- [Description of the task]: Every line with "credentials" in it must be copied from the data.
_____
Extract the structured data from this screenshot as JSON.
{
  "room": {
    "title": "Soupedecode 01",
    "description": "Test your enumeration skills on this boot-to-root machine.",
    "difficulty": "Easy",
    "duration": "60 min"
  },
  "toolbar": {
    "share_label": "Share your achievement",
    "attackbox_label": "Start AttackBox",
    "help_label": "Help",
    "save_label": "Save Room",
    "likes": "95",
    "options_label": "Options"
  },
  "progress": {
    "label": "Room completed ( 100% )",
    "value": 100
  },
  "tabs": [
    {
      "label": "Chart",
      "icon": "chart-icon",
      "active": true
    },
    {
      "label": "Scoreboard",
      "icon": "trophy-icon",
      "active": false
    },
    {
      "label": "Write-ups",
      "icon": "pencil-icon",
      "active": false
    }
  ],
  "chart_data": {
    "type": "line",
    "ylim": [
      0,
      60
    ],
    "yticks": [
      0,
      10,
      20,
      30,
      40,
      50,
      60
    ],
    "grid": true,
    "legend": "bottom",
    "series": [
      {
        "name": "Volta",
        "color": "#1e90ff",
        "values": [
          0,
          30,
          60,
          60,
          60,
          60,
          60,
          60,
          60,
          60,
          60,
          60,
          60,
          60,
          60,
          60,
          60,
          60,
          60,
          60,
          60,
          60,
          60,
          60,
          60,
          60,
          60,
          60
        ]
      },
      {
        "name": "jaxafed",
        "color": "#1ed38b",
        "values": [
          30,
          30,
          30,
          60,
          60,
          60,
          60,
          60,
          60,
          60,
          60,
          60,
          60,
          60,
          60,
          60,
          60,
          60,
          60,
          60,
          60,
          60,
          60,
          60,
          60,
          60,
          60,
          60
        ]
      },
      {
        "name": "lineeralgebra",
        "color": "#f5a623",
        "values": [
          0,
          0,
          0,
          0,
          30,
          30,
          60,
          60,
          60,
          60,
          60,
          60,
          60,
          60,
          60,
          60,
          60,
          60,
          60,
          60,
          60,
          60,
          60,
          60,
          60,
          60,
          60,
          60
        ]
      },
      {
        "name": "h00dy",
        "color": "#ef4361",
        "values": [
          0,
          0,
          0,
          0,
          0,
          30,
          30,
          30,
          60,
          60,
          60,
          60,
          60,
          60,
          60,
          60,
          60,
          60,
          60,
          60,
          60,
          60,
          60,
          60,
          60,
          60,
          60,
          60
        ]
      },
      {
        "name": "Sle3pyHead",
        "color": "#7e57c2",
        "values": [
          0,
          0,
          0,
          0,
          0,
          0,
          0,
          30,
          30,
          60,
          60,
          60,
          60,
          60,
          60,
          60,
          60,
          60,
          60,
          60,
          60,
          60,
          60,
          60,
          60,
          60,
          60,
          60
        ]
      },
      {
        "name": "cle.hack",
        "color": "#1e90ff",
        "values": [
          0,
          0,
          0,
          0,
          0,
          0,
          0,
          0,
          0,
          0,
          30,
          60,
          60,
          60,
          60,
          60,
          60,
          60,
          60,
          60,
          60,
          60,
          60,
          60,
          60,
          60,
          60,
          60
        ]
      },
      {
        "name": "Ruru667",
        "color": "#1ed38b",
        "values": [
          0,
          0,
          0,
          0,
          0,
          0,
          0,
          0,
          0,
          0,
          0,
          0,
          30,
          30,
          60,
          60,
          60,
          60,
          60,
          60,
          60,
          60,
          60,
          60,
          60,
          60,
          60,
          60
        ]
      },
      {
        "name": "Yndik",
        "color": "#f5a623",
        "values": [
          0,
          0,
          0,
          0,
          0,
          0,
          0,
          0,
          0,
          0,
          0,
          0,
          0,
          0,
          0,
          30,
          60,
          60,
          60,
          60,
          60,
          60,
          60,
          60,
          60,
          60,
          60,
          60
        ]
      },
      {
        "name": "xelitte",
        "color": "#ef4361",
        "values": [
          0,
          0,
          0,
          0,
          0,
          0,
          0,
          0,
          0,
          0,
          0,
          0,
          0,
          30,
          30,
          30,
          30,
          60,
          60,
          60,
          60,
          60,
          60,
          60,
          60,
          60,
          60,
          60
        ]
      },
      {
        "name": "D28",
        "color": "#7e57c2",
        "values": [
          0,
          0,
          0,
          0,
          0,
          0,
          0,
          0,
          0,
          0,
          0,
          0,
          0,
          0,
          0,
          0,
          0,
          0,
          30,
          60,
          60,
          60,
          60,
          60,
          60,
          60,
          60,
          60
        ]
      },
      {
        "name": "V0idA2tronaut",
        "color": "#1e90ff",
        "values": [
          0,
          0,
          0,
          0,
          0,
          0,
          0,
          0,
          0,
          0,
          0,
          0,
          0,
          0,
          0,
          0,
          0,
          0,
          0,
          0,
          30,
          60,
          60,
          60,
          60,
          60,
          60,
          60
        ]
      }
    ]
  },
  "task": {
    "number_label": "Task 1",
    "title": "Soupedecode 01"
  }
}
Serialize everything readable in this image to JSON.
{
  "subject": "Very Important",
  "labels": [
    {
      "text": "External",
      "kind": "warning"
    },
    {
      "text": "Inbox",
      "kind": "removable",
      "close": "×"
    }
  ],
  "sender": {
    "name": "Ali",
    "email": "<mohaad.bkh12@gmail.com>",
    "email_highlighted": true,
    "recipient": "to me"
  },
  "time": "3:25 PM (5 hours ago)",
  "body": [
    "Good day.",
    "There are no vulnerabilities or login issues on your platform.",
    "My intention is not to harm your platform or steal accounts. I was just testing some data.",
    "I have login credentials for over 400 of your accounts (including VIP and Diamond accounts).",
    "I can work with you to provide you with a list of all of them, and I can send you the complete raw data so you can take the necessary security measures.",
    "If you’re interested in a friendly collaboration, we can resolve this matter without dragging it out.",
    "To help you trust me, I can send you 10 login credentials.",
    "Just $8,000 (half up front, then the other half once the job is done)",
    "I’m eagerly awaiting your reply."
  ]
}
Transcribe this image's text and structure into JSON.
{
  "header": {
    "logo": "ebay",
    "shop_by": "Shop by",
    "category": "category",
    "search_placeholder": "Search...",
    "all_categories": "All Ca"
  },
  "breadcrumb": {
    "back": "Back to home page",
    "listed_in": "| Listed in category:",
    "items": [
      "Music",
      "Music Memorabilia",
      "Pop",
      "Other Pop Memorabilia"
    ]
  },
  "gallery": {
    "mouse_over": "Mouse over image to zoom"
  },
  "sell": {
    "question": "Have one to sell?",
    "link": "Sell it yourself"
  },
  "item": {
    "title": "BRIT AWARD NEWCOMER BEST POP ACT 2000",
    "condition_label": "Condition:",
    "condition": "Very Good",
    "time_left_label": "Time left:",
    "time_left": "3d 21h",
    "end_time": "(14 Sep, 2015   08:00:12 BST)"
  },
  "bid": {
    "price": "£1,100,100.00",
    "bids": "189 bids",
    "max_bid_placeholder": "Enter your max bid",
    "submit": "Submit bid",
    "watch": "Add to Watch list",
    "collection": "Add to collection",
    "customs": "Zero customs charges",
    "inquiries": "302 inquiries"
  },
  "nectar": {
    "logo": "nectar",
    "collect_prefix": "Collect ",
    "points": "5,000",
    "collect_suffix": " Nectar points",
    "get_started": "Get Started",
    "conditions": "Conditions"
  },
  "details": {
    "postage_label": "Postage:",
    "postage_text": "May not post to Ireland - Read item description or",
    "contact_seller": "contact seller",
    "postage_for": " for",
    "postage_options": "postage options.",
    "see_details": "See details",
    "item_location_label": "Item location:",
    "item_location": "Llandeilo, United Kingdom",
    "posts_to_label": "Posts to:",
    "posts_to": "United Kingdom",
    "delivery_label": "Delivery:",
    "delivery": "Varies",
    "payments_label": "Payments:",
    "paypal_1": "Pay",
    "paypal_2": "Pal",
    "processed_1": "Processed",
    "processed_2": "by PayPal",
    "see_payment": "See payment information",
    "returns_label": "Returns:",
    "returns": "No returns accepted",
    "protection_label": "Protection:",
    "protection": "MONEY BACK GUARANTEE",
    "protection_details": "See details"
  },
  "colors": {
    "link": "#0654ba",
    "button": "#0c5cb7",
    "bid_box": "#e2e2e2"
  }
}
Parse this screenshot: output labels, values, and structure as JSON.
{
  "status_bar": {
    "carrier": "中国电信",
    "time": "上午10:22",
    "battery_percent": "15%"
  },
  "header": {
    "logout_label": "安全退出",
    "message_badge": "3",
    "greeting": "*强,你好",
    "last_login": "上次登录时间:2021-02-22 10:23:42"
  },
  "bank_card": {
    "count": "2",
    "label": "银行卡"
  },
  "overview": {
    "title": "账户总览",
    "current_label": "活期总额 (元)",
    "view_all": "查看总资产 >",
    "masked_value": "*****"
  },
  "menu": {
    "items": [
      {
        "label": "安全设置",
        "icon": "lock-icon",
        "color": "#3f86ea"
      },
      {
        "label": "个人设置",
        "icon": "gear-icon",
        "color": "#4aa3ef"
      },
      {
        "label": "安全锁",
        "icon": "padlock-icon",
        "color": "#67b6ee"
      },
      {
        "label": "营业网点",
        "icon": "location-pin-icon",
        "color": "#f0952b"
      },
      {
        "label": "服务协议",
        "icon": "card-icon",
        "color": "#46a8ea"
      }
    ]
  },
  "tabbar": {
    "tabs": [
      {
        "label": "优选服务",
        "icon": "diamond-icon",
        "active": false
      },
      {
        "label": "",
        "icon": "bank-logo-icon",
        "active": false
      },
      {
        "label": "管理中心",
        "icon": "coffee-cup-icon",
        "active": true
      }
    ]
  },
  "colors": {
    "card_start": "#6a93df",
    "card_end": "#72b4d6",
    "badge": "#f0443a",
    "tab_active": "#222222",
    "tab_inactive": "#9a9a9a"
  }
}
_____
- [Your solution]:
    "I have login credentials for over 400 of your accounts (including VIP and Diamond accounts).",
    "To help you trust me, I can send you 10 login credentials.",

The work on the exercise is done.